* _Problem statement_:
In your copy, reproduce each entry exactly and include no picture.

* _Supplied data_:
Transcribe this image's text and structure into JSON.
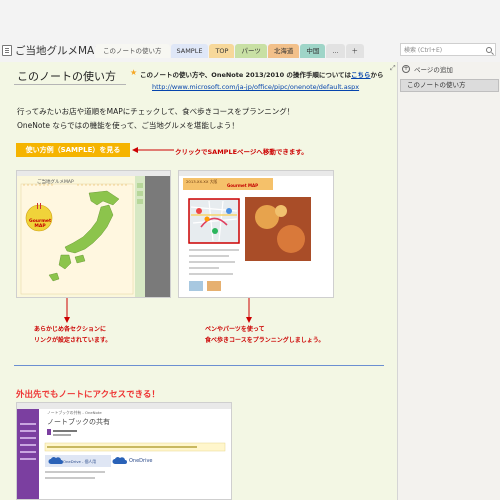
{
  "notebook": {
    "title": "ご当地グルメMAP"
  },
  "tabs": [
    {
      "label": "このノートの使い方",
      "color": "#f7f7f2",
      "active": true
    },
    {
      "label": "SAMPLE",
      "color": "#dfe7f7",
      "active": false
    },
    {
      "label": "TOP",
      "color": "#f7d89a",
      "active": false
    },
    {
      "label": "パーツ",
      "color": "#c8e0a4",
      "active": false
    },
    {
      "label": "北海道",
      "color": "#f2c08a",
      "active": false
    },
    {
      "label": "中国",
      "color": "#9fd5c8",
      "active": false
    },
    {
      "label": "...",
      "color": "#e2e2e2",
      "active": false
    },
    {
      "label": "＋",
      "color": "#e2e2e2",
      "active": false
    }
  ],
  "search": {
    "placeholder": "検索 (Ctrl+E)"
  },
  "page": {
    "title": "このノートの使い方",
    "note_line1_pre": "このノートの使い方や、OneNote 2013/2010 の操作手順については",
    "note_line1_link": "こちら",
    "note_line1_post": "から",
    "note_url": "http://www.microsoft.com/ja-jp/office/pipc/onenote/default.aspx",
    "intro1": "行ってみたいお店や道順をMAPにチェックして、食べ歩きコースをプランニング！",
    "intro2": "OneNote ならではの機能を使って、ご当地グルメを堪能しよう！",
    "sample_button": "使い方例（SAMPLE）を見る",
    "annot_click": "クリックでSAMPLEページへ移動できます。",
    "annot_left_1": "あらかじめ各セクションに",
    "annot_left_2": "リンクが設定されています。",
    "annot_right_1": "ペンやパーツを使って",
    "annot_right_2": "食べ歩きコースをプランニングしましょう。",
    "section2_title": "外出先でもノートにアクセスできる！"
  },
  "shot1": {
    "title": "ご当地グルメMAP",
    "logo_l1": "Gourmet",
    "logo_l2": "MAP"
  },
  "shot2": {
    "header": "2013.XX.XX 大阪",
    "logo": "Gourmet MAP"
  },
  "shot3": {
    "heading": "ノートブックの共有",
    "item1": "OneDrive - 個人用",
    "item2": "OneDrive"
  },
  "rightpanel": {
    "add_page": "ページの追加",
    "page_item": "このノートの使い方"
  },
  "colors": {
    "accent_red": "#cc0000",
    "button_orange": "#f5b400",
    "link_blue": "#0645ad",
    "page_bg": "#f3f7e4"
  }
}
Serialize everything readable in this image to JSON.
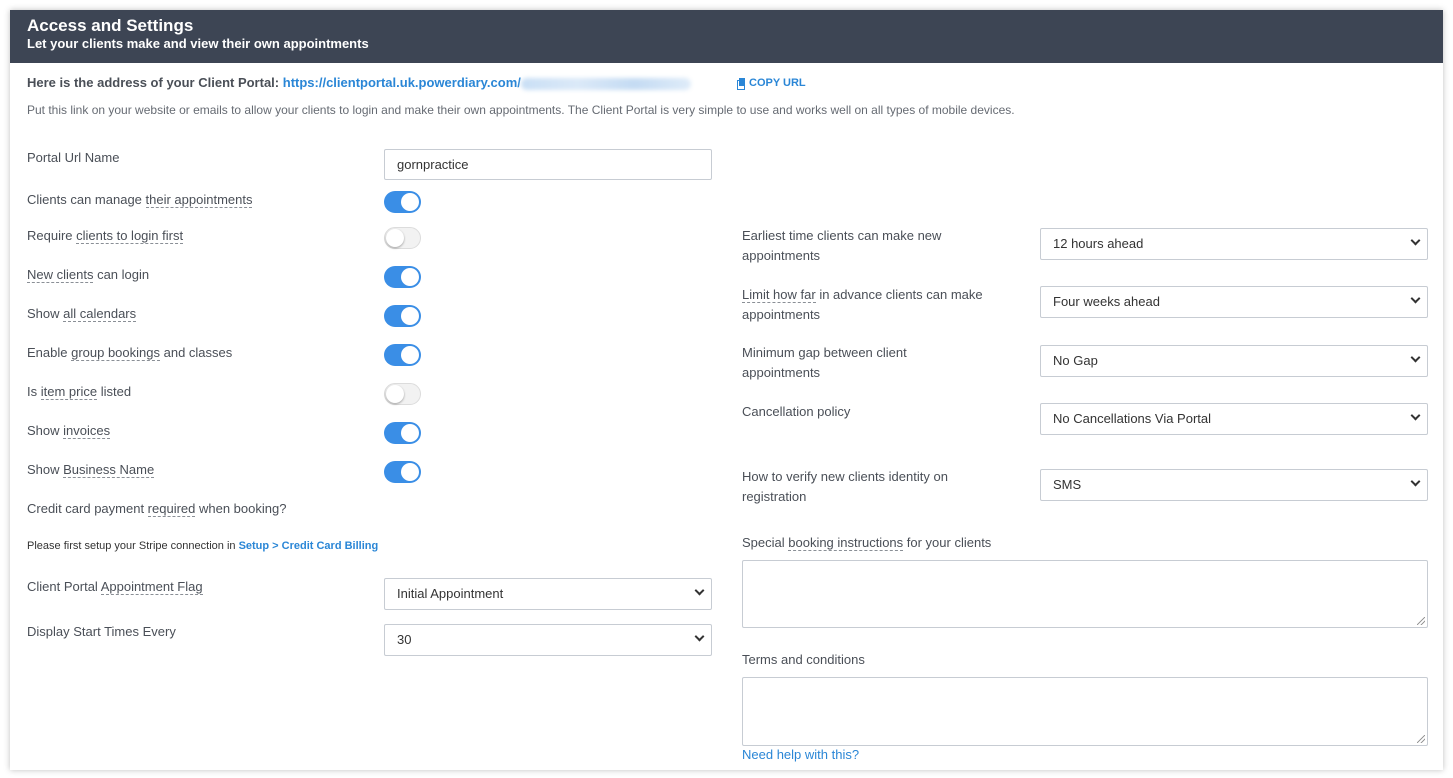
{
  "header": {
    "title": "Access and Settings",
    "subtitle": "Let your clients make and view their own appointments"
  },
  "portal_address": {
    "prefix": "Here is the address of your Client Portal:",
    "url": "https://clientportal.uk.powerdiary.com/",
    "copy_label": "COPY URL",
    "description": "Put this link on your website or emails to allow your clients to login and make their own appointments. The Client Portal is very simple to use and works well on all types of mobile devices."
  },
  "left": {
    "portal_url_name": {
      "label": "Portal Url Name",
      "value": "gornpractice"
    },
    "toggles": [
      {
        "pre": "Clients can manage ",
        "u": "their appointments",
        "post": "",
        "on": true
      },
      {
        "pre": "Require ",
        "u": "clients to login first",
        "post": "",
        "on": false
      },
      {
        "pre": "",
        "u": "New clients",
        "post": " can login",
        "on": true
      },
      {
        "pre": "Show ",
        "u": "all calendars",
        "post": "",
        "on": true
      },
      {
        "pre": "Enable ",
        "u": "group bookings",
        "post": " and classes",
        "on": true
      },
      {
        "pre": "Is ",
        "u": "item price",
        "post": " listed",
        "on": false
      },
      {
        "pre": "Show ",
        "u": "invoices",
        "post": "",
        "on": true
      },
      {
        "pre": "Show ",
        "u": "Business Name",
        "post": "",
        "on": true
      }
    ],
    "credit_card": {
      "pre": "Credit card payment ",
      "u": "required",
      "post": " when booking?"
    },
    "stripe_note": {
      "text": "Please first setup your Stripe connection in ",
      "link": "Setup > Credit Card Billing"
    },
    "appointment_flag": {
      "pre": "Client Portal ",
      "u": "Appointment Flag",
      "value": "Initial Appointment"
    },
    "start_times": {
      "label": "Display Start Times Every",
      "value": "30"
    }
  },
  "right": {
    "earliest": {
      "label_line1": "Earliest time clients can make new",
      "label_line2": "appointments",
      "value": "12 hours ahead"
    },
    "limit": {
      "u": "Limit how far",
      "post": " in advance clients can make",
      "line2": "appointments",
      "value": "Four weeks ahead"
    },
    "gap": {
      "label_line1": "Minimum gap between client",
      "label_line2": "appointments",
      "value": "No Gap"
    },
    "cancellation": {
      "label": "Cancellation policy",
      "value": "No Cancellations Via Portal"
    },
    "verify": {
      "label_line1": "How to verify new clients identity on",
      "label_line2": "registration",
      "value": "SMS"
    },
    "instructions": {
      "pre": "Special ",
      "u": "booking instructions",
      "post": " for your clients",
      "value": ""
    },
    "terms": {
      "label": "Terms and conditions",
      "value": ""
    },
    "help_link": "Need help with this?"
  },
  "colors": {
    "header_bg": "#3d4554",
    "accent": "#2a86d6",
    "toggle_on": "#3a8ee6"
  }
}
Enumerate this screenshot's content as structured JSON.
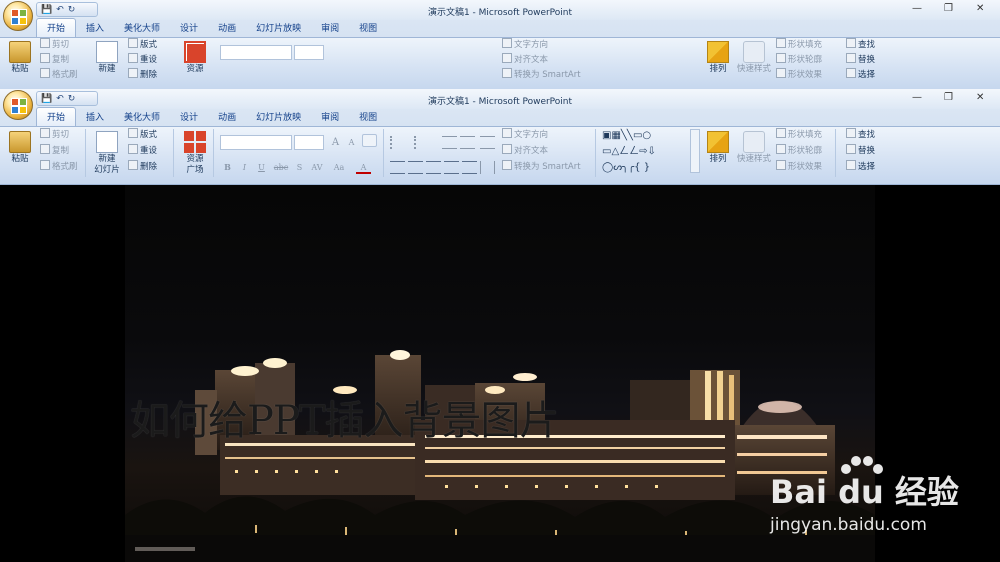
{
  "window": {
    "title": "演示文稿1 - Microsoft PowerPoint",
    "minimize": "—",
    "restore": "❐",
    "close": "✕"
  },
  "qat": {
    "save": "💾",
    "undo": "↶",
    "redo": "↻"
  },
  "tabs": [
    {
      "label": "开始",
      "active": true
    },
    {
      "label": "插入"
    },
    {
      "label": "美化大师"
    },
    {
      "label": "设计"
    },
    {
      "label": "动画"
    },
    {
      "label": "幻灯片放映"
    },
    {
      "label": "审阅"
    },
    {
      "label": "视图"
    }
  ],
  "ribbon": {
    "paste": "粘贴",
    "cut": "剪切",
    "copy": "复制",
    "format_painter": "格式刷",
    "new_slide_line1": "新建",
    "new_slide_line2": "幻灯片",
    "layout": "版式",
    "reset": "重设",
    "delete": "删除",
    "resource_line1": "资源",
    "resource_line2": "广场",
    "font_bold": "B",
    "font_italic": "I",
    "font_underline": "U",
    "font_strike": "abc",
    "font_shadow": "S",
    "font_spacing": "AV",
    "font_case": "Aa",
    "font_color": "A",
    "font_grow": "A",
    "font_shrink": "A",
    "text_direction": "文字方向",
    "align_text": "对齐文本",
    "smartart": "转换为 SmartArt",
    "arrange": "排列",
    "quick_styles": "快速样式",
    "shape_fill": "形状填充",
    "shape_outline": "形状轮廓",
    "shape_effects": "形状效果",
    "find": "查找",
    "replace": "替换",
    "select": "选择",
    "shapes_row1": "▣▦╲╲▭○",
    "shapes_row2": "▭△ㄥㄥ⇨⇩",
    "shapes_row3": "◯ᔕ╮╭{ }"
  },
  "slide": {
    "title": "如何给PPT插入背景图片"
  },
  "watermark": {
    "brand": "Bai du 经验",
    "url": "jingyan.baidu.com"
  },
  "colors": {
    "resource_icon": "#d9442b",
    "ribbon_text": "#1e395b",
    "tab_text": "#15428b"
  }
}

* _Answer to this exercise_:
Transcribe this image's text and structure into JSON.
{
  "notebook": {
    "title": "ご当地グルメMAP"
  },
  "tabs": [
    {
      "label": "このノートの使い方",
      "color": "#f7f7f2",
      "active": true
    },
    {
      "label": "SAMPLE",
      "color": "#dfe7f7",
      "active": false
    },
    {
      "label": "TOP",
      "color": "#f7d89a",
      "active": false
    },
    {
      "label": "パーツ",
      "color": "#c8e0a4",
      "active": false
    },
    {
      "label": "北海道",
      "color": "#f2c08a",
      "active": false
    },
    {
      "label": "中国",
      "color": "#9fd5c8",
      "active": false
    },
    {
      "label": "...",
      "color": "#e2e2e2",
      "active": false
    },
    {
      "label": "＋",
      "color": "#e2e2e2",
      "active": false
    }
  ],
  "search": {
    "placeholder": "検索 (Ctrl+E)"
  },
  "page": {
    "title": "このノートの使い方",
    "note_line1_pre": "このノートの使い方や、OneNote 2013/2010 の操作手順については",
    "note_line1_link": "こちら",
    "note_line1_post": "から",
    "note_url": "http://www.microsoft.com/ja-jp/office/pipc/onenote/default.aspx",
    "intro1": "行ってみたいお店や道順をMAPにチェックして、食べ歩きコースをプランニング！",
    "intro2": "OneNote ならではの機能を使って、ご当地グルメを堪能しよう！",
    "sample_button": "使い方例（SAMPLE）を見る",
    "annot_click": "クリックでSAMPLEページへ移動できます。",
    "annot_left_1": "あらかじめ各セクションに",
    "annot_left_2": "リンクが設定されています。",
    "annot_right_1": "ペンやパーツを使って",
    "annot_right_2": "食べ歩きコースをプランニングしましょう。",
    "section2_title": "外出先でもノートにアクセスできる！"
  },
  "shot1": {
    "title": "ご当地グルメMAP",
    "logo_l1": "Gourmet",
    "logo_l2": "MAP"
  },
  "shot2": {
    "header": "2013.XX.XX 大阪",
    "logo": "Gourmet MAP"
  },
  "shot3": {
    "heading": "ノートブックの共有",
    "item1": "OneDrive - 個人用",
    "item2": "OneDrive"
  },
  "rightpanel": {
    "add_page": "ページの追加",
    "page_item": "このノートの使い方"
  },
  "colors": {
    "accent_red": "#cc0000",
    "button_orange": "#f5b400",
    "link_blue": "#0645ad",
    "page_bg": "#f3f7e4"
  }
}
Serialize everything readable in this image to JSON.
{
  "header": {
    "title": "Access and Settings",
    "subtitle": "Let your clients make and view their own appointments"
  },
  "portal_address": {
    "prefix": "Here is the address of your Client Portal:",
    "url": "https://clientportal.uk.powerdiary.com/",
    "copy_label": "COPY URL",
    "description": "Put this link on your website or emails to allow your clients to login and make their own appointments. The Client Portal is very simple to use and works well on all types of mobile devices."
  },
  "left": {
    "portal_url_name": {
      "label": "Portal Url Name",
      "value": "gornpractice"
    },
    "toggles": [
      {
        "pre": "Clients can manage ",
        "u": "their appointments",
        "post": "",
        "on": true
      },
      {
        "pre": "Require ",
        "u": "clients to login first",
        "post": "",
        "on": false
      },
      {
        "pre": "",
        "u": "New clients",
        "post": " can login",
        "on": true
      },
      {
        "pre": "Show ",
        "u": "all calendars",
        "post": "",
        "on": true
      },
      {
        "pre": "Enable ",
        "u": "group bookings",
        "post": " and classes",
        "on": true
      },
      {
        "pre": "Is ",
        "u": "item price",
        "post": " listed",
        "on": false
      },
      {
        "pre": "Show ",
        "u": "invoices",
        "post": "",
        "on": true
      },
      {
        "pre": "Show ",
        "u": "Business Name",
        "post": "",
        "on": true
      }
    ],
    "credit_card": {
      "pre": "Credit card payment ",
      "u": "required",
      "post": " when booking?"
    },
    "stripe_note": {
      "text": "Please first setup your Stripe connection in ",
      "link": "Setup > Credit Card Billing"
    },
    "appointment_flag": {
      "pre": "Client Portal ",
      "u": "Appointment Flag",
      "value": "Initial Appointment"
    },
    "start_times": {
      "label": "Display Start Times Every",
      "value": "30"
    }
  },
  "right": {
    "earliest": {
      "label_line1": "Earliest time clients can make new",
      "label_line2": "appointments",
      "value": "12 hours ahead"
    },
    "limit": {
      "u": "Limit how far",
      "post": " in advance clients can make",
      "line2": "appointments",
      "value": "Four weeks ahead"
    },
    "gap": {
      "label_line1": "Minimum gap between client",
      "label_line2": "appointments",
      "value": "No Gap"
    },
    "cancellation": {
      "label": "Cancellation policy",
      "value": "No Cancellations Via Portal"
    },
    "verify": {
      "label_line1": "How to verify new clients identity on",
      "label_line2": "registration",
      "value": "SMS"
    },
    "instructions": {
      "pre": "Special ",
      "u": "booking instructions",
      "post": " for your clients",
      "value": ""
    },
    "terms": {
      "label": "Terms and conditions",
      "value": ""
    },
    "help_link": "Need help with this?"
  },
  "colors": {
    "header_bg": "#3d4554",
    "accent": "#2a86d6",
    "toggle_on": "#3a8ee6"
  }
}
Enumerate this screenshot's content as structured JSON.
{
  "window": {
    "title": "演示文稿1 - Microsoft PowerPoint",
    "minimize": "—",
    "restore": "❐",
    "close": "✕"
  },
  "qat": {
    "save": "💾",
    "undo": "↶",
    "redo": "↻"
  },
  "tabs": [
    {
      "label": "开始",
      "active": true
    },
    {
      "label": "插入"
    },
    {
      "label": "美化大师"
    },
    {
      "label": "设计"
    },
    {
      "label": "动画"
    },
    {
      "label": "幻灯片放映"
    },
    {
      "label": "审阅"
    },
    {
      "label": "视图"
    }
  ],
  "ribbon": {
    "paste": "粘贴",
    "cut": "剪切",
    "copy": "复制",
    "format_painter": "格式刷",
    "new_slide_line1": "新建",
    "new_slide_line2": "幻灯片",
    "layout": "版式",
    "reset": "重设",
    "delete": "删除",
    "resource_line1": "资源",
    "resource_line2": "广场",
    "font_bold": "B",
    "font_italic": "I",
    "font_underline": "U",
    "font_strike": "abc",
    "font_shadow": "S",
    "font_spacing": "AV",
    "font_case": "Aa",
    "font_color": "A",
    "font_grow": "A",
    "font_shrink": "A",
    "text_direction": "文字方向",
    "align_text": "对齐文本",
    "smartart": "转换为 SmartArt",
    "arrange": "排列",
    "quick_styles": "快速样式",
    "shape_fill": "形状填充",
    "shape_outline": "形状轮廓",
    "shape_effects": "形状效果",
    "find": "查找",
    "replace": "替换",
    "select": "选择",
    "shapes_row1": "▣▦╲╲▭○",
    "shapes_row2": "▭△ㄥㄥ⇨⇩",
    "shapes_row3": "◯ᔕ╮╭{ }"
  },
  "slide": {
    "title": "如何给PPT插入背景图片"
  },
  "watermark": {
    "brand": "Bai du 经验",
    "url": "jingyan.baidu.com"
  },
  "colors": {
    "resource_icon": "#d9442b",
    "ribbon_text": "#1e395b",
    "tab_text": "#15428b"
  }
}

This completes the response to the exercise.